Wherever the word "label" shows up in the data, report the line it sits in.

● ● ● ●

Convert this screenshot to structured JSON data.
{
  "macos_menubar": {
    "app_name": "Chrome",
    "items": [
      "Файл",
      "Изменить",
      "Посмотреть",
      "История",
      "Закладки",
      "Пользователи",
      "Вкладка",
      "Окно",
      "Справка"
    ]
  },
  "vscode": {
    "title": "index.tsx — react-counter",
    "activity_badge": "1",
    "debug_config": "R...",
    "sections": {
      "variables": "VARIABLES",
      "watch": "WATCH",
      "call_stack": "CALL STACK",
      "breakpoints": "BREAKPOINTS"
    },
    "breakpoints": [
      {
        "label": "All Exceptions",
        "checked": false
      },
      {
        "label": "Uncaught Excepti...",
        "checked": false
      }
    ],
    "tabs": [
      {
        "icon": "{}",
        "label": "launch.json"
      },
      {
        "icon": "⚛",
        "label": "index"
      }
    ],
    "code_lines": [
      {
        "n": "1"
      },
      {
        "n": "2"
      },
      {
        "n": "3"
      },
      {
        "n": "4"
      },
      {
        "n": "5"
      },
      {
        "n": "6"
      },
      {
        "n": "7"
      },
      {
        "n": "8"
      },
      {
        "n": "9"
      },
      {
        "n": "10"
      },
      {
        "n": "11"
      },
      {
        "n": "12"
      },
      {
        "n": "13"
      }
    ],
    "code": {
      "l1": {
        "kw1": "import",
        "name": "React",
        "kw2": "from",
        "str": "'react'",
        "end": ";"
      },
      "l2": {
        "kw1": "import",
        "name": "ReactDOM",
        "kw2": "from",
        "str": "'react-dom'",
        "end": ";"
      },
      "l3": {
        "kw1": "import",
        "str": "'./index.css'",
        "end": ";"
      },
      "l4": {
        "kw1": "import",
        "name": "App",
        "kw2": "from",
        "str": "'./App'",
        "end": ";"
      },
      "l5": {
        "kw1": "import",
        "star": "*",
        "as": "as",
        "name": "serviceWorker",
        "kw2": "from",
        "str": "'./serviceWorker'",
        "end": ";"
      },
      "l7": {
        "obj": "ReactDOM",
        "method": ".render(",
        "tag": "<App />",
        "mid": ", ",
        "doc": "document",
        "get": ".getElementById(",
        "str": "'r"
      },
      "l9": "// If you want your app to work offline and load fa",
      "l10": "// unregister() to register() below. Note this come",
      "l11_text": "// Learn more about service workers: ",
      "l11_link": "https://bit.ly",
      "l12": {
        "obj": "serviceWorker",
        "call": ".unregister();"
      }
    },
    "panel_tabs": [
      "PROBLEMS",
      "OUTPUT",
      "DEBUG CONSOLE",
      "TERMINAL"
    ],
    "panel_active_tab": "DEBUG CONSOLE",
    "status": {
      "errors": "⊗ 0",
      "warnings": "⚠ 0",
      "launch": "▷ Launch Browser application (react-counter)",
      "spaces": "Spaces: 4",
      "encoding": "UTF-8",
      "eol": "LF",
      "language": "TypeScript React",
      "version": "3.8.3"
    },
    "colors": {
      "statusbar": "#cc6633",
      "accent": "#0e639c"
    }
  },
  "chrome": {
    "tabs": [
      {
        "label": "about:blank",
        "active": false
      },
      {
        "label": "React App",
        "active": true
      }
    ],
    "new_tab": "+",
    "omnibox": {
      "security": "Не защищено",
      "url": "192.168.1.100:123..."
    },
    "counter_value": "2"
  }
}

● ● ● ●

_Exercise result_
        "label": "All Exceptions",
        "label": "Uncaught Excepti...",
        "label": "launch.json"
        "label": "index"
        "label": "about:blank",
        "label": "React App",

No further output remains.